This wariness has intensified since the cutting-edge German technology firm Kuka was acquired by a Chinese company in 2016. In 2018 the United Kingdom released a 120-page policy proposal that would increase government power to block foreign acquisitions,29 while France published draft legislation increasing the number of sectors in which foreign acquisitions must receive prior ministerial approval.30 Technology firms are a particular focus for investment screening because their significance goes beyond the economic: the dual-use nature of many new technologies means their acquisition could have national security implications.31
In December 2017 the European Commission proposed EU-wide measures to control non-EU investment into EU companies, as only 12 of the 28 member states have screening mechanisms. One reason for EU concern is that many decisions need member-state unanimity, creating vulnerability to foreign leverage in individual member states. In September 2018 European Commission President Jean-Claude Juncker called for more foreign-policy decisions in the European Union to be made by qualified majority voting instead.32
The US Department of Commerce’s strategic plan states that “economic security is national security”
The United States also introduced legislation in 2018 to improve the screening of investment into 27 sectors, including semiconductors and telecommunications.33 In 2017 India tightened the rules for foreign businesses operating in power transmission.34 Australia has repeatedly tightened its inward investment rules in recent years, and in 2018 announced further restrictions on investment in electricity infrastructure and agricultural land.35
China is travelling in the other direction, albeit from a very different starting point. According to Organisation for Economic Co-operation and Development (OECD) data, China has significantly reduced its restrictiveness to FDI in recent years, but nevertheless it remains among the world’s most restrictive countries (see Figure 2.2).36
Figure 2.2: Opening Up?
OECD FDI Restrictiveness Index (0=open; 1=closed)
Source: Organisation for Economic Co-operation and Development (OECD). https://data.oecd.org/fdi/fdi-restrictiveness.htm
Note: The index covers four main types of FDI restriction: foreign equity restrictions, discriminatory screening or approval mechanisms, restrictions on key foreign personnel, and operational restrictions.

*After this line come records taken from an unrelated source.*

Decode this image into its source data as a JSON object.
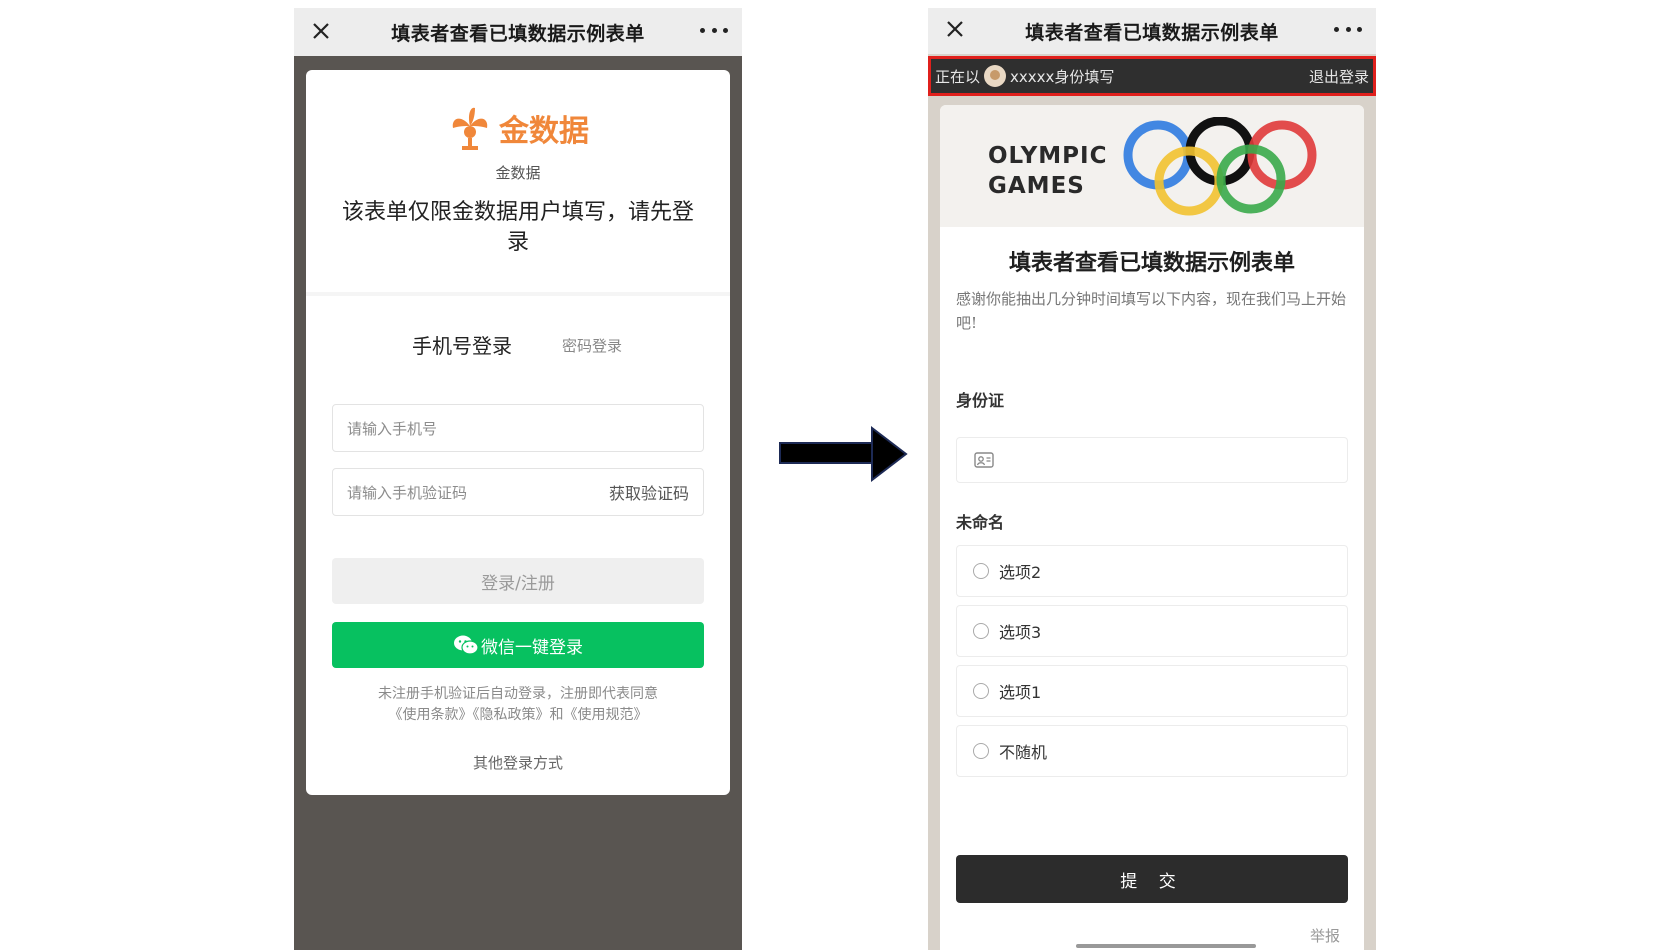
{
  "left_phone": {
    "title": "填表者查看已填数据示例表单",
    "brand_name": "金数据",
    "brand_subtitle": "金数据",
    "notice": "该表单仅限金数据用户填写，请先登录",
    "tabs": {
      "phone_login": "手机号登录",
      "password_login": "密码登录"
    },
    "phone_input": {
      "placeholder": "请输入手机号"
    },
    "code_input": {
      "placeholder": "请输入手机验证码",
      "action": "获取验证码"
    },
    "login_button": "登录/注册",
    "wechat_button": "微信一键登录",
    "terms_line1": "未注册手机验证后自动登录，注册即代表同意",
    "terms_line2": "《使用条款》《隐私政策》和《使用规范》",
    "other_methods": "其他登录方式"
  },
  "right_phone": {
    "title": "填表者查看已填数据示例表单",
    "login_bar": {
      "prefix": "正在以",
      "identity": "xxxxx身份填写",
      "logout": "退出登录"
    },
    "banner": {
      "line1": "OLYMPIC",
      "line2": "GAMES"
    },
    "form_title": "填表者查看已填数据示例表单",
    "form_desc": "感谢你能抽出几分钟时间填写以下内容，现在我们马上开始吧!",
    "questions": [
      {
        "label": "身份证"
      },
      {
        "label": "未命名",
        "options": [
          "选项2",
          "选项3",
          "选项1",
          "不随机"
        ]
      }
    ],
    "submit": "提 交",
    "report": "举报"
  },
  "colors": {
    "brand_orange": "#f0873a",
    "wechat_green": "#07c160",
    "highlight_red": "#e0201c",
    "submit_dark": "#2c2c2c"
  },
  "icons": [
    "close-icon",
    "more-icon",
    "wechat-icon",
    "id-card-icon",
    "arrow-right-icon",
    "olympic-rings-icon"
  ]
}
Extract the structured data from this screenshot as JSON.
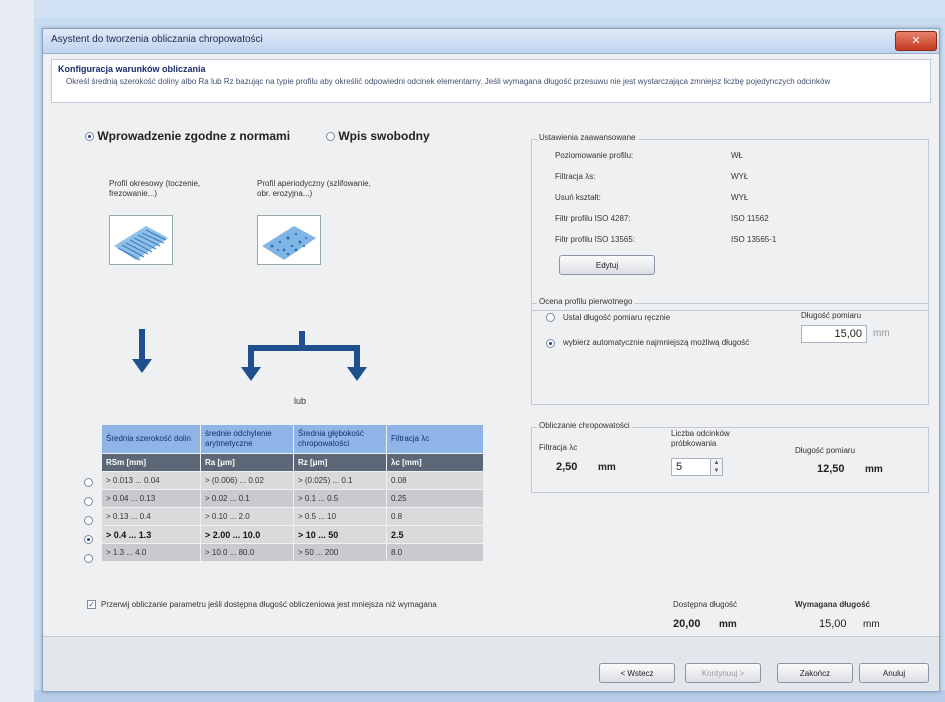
{
  "window": {
    "title": "Asystent do tworzenia obliczania chropowatości",
    "close": "✕"
  },
  "header": {
    "title": "Konfiguracja warunków obliczania",
    "description": "Określ średnią szerokość doliny albo Ra lub Rz bazując na typie profilu aby określić odpowiedni odcinek elementarny. Jeśli wymagana długość przesuwu nie jest wystarczająca zmniejsz liczbę pojedynczych odcinków"
  },
  "mode": {
    "norm_label": "Wprowadzenie zgodne z normami",
    "free_label": "Wpis swobodny",
    "selected": "norm"
  },
  "profiles": {
    "periodic_label": "Profil okresowy (toczenie, frezowanie...)",
    "aperiodic_label": "Profil aperiodyczny (szlifowanie, obr. erozyjna...)",
    "lub": "lub"
  },
  "table": {
    "headers": [
      "Średnia szerokość dolin",
      "średnie odchylenie arytmetyczne",
      "Średnia głębokość chropowatości",
      "Filtracja λc"
    ],
    "units": [
      "RSm [mm]",
      "Ra [μm]",
      "Rz [μm]",
      "λc [mm]"
    ],
    "rows": [
      [
        "> 0.013 ... 0.04",
        "> (0.006) ... 0.02",
        "> (0.025) ... 0.1",
        "0.08"
      ],
      [
        "> 0.04 ... 0.13",
        "> 0.02 ... 0.1",
        "> 0.1 ... 0.5",
        "0.25"
      ],
      [
        "> 0.13 ... 0.4",
        "> 0.10 ... 2.0",
        "> 0.5 ... 10",
        "0.8"
      ],
      [
        "> 0.4 ... 1.3",
        "> 2.00 ... 10.0",
        "> 10 ... 50",
        "2.5"
      ],
      [
        "> 1.3 ... 4.0",
        "> 10.0 ... 80.0",
        "> 50 ... 200",
        "8.0"
      ]
    ],
    "selected_row": 3
  },
  "advanced": {
    "title": "Ustawienia zaawansowane",
    "items": [
      {
        "label": "Poziomowanie profilu:",
        "value": "WŁ"
      },
      {
        "label": "Filtracja λs:",
        "value": "WYŁ"
      },
      {
        "label": "Usuń kształt:",
        "value": "WYŁ"
      },
      {
        "label": "Filtr profilu ISO 4287:",
        "value": "ISO 11562"
      },
      {
        "label": "Filtr profilu ISO 13565:",
        "value": "ISO 13565-1"
      }
    ],
    "edit_button": "Edytuj"
  },
  "primary": {
    "title": "Ocena profilu pierwotnego",
    "manual_label": "Ustal długość pomiaru ręcznie",
    "auto_label": "wybierz automatycznie najmniejszą możliwą długość",
    "length_label": "Długość pomiaru",
    "length_value": "15,00",
    "length_unit": "mm"
  },
  "roughness": {
    "title": "Obliczanie chropowatości",
    "filter_label": "Filtracja λc",
    "filter_value": "2,50",
    "filter_unit": "mm",
    "samples_label": "Liczba odcinków próbkowania",
    "samples_value": "5",
    "length_label": "Długość pomiaru",
    "length_value": "12,50",
    "length_unit": "mm"
  },
  "skip_check": {
    "label": "Przerwij obliczanie parametru jeśli dostępna długość obliczeniowa jest mniejsza niż wymagana",
    "checked": true
  },
  "available": {
    "label": "Dostępna długość",
    "value": "20,00",
    "unit": "mm"
  },
  "required": {
    "label": "Wymagana długość",
    "value": "15,00",
    "unit": "mm"
  },
  "footer": {
    "back": "< Wstecz",
    "next": "Kontynuuj >",
    "finish": "Zakończ",
    "cancel": "Anuluj"
  }
}
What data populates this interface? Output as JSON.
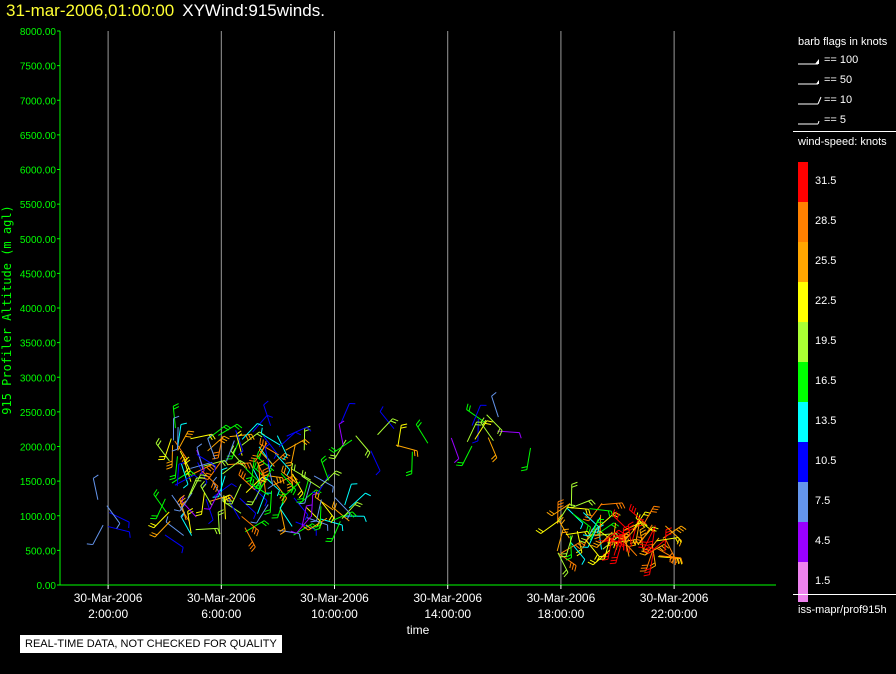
{
  "header": {
    "timestamp": "31-mar-2006,01:00:00",
    "name": "XYWind:915winds."
  },
  "notice": "REAL-TIME DATA, NOT CHECKED FOR QUALITY",
  "legend": {
    "barb_title": "barb flags in knots",
    "barbs": [
      {
        "label": "== 100",
        "kind": "flag"
      },
      {
        "label": "== 50",
        "kind": "flag50"
      },
      {
        "label": "== 10",
        "kind": "full"
      },
      {
        "label": "== 5",
        "kind": "half"
      }
    ],
    "speed_title": "wind-speed: knots",
    "bands": [
      {
        "label": "31.5",
        "color": "#ff0000"
      },
      {
        "label": "28.5",
        "color": "#ff8000"
      },
      {
        "label": "25.5",
        "color": "#ffa500"
      },
      {
        "label": "22.5",
        "color": "#ffff00"
      },
      {
        "label": "19.5",
        "color": "#aaff33"
      },
      {
        "label": "16.5",
        "color": "#00ff00"
      },
      {
        "label": "13.5",
        "color": "#00ffff"
      },
      {
        "label": "10.5",
        "color": "#0000ff"
      },
      {
        "label": "7.5",
        "color": "#6495ed"
      },
      {
        "label": "4.5",
        "color": "#9900ff"
      },
      {
        "label": "1.5",
        "color": "#ee82ee"
      }
    ],
    "source": "iss-mapr/prof915h"
  },
  "chart_data": {
    "type": "scatter",
    "xlabel": "time",
    "ylabel": "915 Profiler Altitude (m agl)",
    "xlim": [
      0.3,
      25.6
    ],
    "ylim": [
      0,
      8000
    ],
    "grid": "vertical",
    "x_ticks": [
      {
        "x": 2,
        "date": "30-Mar-2006",
        "time": "2:00:00"
      },
      {
        "x": 6,
        "date": "30-Mar-2006",
        "time": "6:00:00"
      },
      {
        "x": 10,
        "date": "30-Mar-2006",
        "time": "10:00:00"
      },
      {
        "x": 14,
        "date": "30-Mar-2006",
        "time": "14:00:00"
      },
      {
        "x": 18,
        "date": "30-Mar-2006",
        "time": "18:00:00"
      },
      {
        "x": 22,
        "date": "30-Mar-2006",
        "time": "22:00:00"
      }
    ],
    "y_ticks": [
      "0.00",
      "500.00",
      "1000.00",
      "1500.00",
      "2000.00",
      "2500.00",
      "3000.00",
      "3500.00",
      "4000.00",
      "4500.00",
      "5000.00",
      "5500.00",
      "6000.00",
      "6500.00",
      "7000.00",
      "7500.00",
      "8000.00"
    ],
    "clusters": [
      {
        "x_range": [
          4.0,
          9.0
        ],
        "alt_range": [
          700,
          2300
        ],
        "speed_range": [
          5,
          30
        ],
        "count": 130
      },
      {
        "x_range": [
          1.5,
          2.2
        ],
        "alt_range": [
          600,
          1500
        ],
        "speed_range": [
          5,
          12
        ],
        "count": 5
      },
      {
        "x_range": [
          9.0,
          10.8
        ],
        "alt_range": [
          900,
          1600
        ],
        "speed_range": [
          4,
          25
        ],
        "count": 25
      },
      {
        "x_range": [
          10.0,
          17.0
        ],
        "alt_range": [
          1900,
          2500
        ],
        "speed_range": [
          4,
          25
        ],
        "count": 25
      },
      {
        "x_range": [
          17.8,
          19.5
        ],
        "alt_range": [
          400,
          1200
        ],
        "speed_range": [
          13,
          30
        ],
        "count": 35
      },
      {
        "x_range": [
          19.3,
          21.8
        ],
        "alt_range": [
          400,
          900
        ],
        "speed_range": [
          22,
          34
        ],
        "count": 45
      }
    ]
  }
}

While in 2018 China announced further cuts to its “negative list”—of sectors into which foreign businesses are prohibited from investing, or in which they can operate only as part of a joint venture with Chinese entities37—many sectors that would generate interest from foreign investors remain on the list.38 As with trade, if the climate for cross-border investment flows continues to worsen it will hamper global economic growth and risk creating a vicious circle in which economic and geopolitical tensions aggravate each other. The data already point to a sharp fall-off in FDI in 2017, despite other macroeconomic indicators being solid. This trend continued in the first half of 2018 (see Figure 2.3).39
Figure 2.3: Going Down
Global FDI inward flows (US$ billions)
Source: Organisation for Economic Co-operation and Development (OECD). http://www.oecd.org/investment/statistics.htm
If this were to be sustained, it would leave many states—particularly smaller or weaker ones—having to make painful choices between securing investment for growth and maintaining fiscal control and strategic independence.